Cheerios' new club-store package provides source reduction, consumer satisfaction
New packaging technology, proprietary to General Mills, makes it possible to pack cereal more densely, which lets the firm reduce its use of paperboard by 200,000 lb annually.
New packaging technology has led to a change in General Mills’ club-store package. Gone is a large carton holding two bags. In its place are two cartons unitized as one by means of an adhesive. Each carton holds one bag. Because the densely packed bags hold 10% more cereal by weight than the 37-oz two-bags-in-a-carton format, less paperboard is consumed, says General Mills’ Liz Mahler, a marketing manager who is helping launch the new club-store packs. And because more of these smaller cartons fit on each truck, they will require 10% fewer trucks to transport the same volume of product. That saves more than 25,000 gallons of fuel and reduces the firm’s carbon footprint by 220 metric tons annually, according to General Mills. Adds Mahler, “We’re making less room for air and more room for cereal.”
Among the drivers behind the change was consumer research revealing that club-store shoppers enjoy the great value they find in large-size packages at club stores but are looking for more efficient storage and serving solutions. The connected two-box design is easier for consumers to store at home and provides a more convenient pouring experience.
“Due to competitive reasons,” says General Mills, no details about the cereal-settling technology or the adhesive-application method used to join the two containers is available.
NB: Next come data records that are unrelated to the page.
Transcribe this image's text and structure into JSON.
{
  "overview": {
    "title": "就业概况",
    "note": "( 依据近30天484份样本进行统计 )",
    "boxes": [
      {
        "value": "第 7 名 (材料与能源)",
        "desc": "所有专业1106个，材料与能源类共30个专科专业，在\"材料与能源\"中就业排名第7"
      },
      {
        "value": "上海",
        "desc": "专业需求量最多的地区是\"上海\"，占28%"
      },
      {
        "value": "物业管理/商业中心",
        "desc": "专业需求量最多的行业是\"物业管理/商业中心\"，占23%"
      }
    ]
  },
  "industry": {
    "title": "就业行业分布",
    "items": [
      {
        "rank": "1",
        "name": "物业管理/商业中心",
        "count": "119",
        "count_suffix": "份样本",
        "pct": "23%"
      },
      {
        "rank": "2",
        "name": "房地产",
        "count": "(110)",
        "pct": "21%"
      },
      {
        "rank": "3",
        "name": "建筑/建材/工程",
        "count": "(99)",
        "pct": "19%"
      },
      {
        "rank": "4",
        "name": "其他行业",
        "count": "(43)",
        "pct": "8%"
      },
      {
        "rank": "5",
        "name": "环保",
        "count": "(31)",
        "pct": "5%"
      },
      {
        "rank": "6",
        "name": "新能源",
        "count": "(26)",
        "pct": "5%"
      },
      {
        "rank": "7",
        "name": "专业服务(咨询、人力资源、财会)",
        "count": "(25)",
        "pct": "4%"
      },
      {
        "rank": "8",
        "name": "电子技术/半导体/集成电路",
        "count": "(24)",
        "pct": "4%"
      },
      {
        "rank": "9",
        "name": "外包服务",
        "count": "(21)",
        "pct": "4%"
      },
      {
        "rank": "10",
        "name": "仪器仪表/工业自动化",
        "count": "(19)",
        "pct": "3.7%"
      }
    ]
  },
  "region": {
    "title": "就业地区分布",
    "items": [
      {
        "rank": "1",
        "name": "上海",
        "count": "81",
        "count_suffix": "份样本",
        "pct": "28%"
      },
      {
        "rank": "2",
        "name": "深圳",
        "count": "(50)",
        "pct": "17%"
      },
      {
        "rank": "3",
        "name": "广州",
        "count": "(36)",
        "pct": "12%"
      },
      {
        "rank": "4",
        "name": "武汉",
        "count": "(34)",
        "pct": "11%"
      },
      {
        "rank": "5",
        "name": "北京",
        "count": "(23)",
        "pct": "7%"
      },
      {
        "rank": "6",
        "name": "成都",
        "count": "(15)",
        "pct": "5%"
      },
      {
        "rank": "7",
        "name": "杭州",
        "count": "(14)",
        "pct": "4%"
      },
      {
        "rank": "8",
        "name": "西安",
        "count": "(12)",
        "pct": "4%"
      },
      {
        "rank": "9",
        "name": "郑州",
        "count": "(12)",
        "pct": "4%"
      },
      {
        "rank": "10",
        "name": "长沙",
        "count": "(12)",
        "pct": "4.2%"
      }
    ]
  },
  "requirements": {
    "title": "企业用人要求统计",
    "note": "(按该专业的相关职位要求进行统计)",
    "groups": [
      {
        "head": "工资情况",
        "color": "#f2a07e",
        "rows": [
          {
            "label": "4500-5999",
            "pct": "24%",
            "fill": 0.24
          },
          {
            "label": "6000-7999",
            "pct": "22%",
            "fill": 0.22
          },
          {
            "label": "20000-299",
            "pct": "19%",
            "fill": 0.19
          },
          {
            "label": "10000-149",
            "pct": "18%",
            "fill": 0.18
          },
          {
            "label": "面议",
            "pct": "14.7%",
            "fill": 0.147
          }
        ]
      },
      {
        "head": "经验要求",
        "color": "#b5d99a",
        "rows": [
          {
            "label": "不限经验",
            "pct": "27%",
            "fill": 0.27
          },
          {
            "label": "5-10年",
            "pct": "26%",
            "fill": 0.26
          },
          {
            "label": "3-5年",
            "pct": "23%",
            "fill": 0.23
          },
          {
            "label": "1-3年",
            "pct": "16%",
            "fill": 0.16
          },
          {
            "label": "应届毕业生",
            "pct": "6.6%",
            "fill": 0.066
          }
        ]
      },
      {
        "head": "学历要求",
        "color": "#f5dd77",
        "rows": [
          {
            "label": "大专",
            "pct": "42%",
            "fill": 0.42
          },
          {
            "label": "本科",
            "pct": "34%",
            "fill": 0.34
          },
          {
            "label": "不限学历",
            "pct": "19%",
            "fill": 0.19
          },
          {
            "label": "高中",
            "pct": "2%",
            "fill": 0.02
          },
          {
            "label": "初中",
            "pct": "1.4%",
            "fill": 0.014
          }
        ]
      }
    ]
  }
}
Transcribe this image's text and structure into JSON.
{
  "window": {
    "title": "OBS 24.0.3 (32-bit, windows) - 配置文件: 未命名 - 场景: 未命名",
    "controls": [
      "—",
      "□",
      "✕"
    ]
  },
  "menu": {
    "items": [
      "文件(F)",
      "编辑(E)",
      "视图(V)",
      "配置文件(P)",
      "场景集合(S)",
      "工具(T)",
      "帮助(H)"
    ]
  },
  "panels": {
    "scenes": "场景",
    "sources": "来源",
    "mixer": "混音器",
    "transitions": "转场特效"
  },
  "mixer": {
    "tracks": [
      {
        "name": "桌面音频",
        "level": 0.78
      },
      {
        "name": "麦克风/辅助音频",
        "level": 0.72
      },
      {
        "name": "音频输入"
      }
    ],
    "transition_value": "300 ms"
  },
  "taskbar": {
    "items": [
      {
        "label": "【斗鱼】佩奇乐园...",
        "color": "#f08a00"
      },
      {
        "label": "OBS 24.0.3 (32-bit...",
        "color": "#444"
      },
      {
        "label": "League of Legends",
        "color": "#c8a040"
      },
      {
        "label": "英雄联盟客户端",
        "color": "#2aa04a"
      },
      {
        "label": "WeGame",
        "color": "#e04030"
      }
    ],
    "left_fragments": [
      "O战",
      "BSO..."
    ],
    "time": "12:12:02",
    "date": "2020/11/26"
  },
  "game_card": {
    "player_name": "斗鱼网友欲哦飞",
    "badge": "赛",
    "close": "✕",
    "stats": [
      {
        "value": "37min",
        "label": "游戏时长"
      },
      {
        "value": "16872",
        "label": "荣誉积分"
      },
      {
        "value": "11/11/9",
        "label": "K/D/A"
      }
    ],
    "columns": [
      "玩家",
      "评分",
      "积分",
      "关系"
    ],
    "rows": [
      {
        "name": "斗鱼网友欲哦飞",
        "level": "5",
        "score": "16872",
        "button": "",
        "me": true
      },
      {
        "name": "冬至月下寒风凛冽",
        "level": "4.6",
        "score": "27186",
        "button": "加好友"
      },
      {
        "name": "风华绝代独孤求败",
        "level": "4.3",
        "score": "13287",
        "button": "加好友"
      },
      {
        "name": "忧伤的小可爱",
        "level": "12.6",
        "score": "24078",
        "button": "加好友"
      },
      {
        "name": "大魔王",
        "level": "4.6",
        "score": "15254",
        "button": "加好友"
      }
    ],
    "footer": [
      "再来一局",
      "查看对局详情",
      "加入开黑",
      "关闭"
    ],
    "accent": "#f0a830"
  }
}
The new packages began appearing at Sam’s Club, Costco, and BJ’s in February.
General Mills also announced a new packaging metric last year for the next evolution of its commitment to sustainable packaging. By 2015, the company aims to have 40% of its global product volume sold in packaging that has been improved over the base year of fiscal 2009. The firm is using four key indicators to assess improvements: packaging weight, recycled content, renewable content, and truck efficiency optimization.